There is a big difference between cycling shoes, and trainers. Cycling shoes have very stiff soles, which protect your feet, and make it possible for more power to be transferred to the pedals. Trainers allow your foot to flex too much, which can lead to injury. You don’t have to use clipless pedals, the kind that are like ski bindings, but you will benefit from having a good pair of cycling shoes. They won’t cost a fortune, and they will make your ride more energy efficient.
3. WHAT TO CARRY
Another common thing we see women do is carry more ‘stuff’ than they need on a ride. It’s easy to feel like you want to be prepared for every eventuality when you cycle, but realistically, you can usually make do with a few key items.
DON’T carry more food and water than you need.
The general rule is that you should take in some calories every 30 minutes, and have a drink of water every 15 minutes (one water bottle per hour). You don’t need to consume an entire energy bar every half an hour, just a couple of bites. The idea is to keep your blood sugar at a constant level, rather than letting it peak and trough. Based on this, it isn’t necessary to carry a full roast dinner for a two-hour ride. Plus, on most sportives, there are rest stops with snacks, making it even easier to plan what you carry.
DON’T carry your entire wardrobe.
As mentioned earlier, layering for a bike ride will help you minimise what you need to take with you. A base layer and a jersey are standard, with the addition of a windbreaker or waterproof, preferably the sort that you can pack down into a pocket. Shorts or 3.4 length cycling shorts will get you through most variations in temperatures. Knowing what the weather conditions are going to be during the course of your ride will help you decide what to wear.
DON’T overload your bike with unnecessary items.
A saddlebag on your bike should be big enough to carry what you need to change a flat tyre, a multi-tool, and possibly room for a few bits and pieces. Things like wallets, keys, and phones can be carried in your jersey pocket. If you carry a lock on your bike, then consider leaving it at home when you are doing a sportive.

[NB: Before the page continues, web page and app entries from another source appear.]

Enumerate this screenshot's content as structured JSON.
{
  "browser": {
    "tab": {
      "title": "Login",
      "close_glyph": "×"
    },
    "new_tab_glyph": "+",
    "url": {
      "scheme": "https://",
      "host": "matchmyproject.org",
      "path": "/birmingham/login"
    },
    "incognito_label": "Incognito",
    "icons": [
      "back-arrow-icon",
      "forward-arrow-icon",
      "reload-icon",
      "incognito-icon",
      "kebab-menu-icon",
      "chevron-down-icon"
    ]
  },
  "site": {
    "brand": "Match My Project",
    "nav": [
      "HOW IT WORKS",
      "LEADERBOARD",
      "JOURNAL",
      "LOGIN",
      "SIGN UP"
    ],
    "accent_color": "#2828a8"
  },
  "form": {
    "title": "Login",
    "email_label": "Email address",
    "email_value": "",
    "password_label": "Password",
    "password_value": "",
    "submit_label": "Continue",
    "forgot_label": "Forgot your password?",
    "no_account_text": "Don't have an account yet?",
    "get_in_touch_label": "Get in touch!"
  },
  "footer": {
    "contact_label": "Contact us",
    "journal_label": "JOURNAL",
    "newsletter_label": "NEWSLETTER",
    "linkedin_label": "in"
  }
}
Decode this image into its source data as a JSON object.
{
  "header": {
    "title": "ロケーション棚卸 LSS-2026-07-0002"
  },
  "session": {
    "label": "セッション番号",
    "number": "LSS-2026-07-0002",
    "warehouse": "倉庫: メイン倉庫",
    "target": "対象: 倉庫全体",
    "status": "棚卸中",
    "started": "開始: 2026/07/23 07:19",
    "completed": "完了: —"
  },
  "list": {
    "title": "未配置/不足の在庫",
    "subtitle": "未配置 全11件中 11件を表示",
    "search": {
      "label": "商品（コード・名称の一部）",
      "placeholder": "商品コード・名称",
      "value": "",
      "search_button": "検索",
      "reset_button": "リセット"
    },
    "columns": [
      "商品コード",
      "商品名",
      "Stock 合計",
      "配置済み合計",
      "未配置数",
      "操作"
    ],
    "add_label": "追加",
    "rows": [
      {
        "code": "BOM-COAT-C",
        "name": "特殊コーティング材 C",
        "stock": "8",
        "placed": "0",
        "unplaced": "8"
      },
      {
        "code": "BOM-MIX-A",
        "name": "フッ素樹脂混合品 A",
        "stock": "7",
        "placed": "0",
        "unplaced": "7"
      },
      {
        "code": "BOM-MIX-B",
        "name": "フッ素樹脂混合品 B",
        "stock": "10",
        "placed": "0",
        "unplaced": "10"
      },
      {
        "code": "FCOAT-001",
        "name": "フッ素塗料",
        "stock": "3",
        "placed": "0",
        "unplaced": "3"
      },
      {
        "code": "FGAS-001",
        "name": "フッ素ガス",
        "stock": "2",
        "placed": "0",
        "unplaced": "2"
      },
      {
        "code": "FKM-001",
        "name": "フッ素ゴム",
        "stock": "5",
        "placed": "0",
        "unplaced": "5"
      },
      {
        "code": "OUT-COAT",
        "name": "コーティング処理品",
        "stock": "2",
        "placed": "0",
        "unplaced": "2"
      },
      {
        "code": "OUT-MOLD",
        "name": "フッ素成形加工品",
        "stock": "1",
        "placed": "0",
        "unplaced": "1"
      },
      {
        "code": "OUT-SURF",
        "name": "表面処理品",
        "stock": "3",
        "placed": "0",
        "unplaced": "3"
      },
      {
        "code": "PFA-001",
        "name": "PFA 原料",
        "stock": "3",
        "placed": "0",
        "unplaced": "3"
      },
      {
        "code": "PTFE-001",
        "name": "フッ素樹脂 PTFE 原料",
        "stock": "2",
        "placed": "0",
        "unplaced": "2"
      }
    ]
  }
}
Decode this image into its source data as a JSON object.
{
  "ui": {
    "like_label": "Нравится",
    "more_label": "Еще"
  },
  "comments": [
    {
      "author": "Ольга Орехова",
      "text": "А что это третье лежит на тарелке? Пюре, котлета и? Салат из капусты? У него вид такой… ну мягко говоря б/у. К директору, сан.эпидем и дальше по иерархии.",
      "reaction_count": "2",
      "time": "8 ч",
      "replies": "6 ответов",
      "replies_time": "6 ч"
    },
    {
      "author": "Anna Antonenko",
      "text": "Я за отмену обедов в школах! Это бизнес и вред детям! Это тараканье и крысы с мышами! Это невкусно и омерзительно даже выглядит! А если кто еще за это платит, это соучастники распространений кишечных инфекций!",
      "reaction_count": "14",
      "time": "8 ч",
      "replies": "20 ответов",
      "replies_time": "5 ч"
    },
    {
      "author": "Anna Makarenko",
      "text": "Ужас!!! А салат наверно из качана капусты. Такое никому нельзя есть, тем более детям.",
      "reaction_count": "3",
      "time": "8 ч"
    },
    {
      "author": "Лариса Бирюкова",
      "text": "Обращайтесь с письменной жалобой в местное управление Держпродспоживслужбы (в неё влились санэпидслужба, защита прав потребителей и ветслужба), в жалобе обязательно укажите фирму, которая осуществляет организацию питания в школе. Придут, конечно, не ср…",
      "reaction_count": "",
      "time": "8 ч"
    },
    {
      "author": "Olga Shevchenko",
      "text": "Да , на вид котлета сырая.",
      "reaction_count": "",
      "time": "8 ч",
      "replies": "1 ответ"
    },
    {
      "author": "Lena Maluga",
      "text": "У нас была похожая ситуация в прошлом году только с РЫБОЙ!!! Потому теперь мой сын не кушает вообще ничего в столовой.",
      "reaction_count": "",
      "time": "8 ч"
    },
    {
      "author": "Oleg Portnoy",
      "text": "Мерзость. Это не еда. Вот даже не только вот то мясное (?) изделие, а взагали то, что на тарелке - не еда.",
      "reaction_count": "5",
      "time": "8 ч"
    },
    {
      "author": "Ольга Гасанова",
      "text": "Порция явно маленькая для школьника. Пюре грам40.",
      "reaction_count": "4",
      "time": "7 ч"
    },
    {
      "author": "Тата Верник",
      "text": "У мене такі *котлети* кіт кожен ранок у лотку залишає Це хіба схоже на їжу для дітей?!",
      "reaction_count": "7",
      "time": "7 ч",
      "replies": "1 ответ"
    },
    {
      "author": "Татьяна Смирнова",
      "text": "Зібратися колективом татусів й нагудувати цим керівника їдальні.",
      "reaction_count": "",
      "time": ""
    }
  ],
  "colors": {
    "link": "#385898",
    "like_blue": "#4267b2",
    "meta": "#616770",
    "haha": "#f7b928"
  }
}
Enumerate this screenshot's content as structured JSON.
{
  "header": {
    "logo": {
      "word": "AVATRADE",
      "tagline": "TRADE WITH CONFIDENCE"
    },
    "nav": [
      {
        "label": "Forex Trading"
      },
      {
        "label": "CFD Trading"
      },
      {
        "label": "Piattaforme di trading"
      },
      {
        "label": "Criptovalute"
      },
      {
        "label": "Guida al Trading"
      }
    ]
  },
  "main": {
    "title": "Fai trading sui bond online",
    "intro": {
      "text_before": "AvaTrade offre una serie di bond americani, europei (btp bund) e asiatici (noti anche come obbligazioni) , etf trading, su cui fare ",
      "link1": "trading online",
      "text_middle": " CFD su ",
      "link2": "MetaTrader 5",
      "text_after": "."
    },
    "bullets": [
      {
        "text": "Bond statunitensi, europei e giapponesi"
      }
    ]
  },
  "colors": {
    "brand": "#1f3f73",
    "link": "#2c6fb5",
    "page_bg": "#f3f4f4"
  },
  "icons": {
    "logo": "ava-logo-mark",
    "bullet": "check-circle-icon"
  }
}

Similarly, if you have panniers on your bike, then after reading the above DON’Ts, you might be able to shed them. In essence, the more weight you have on the bike, the more energy required to ride the distance.
DO make sure you have the right spares to fix a flat tyre on your bike.
Not all bike tyres are the same size. Even if you don’t know how to change a puncture yourself (a vital skill that you should learn), make sure you have the necessary spares for your bike. Someone who knows how to fix a flat for you might not have the same tyre size. In essence, make sure you have spare inner tubes that match the ones currently on your bike!
If you’re looking for a sportive to aim towards in 2014, look out for our guides over the coming weeks.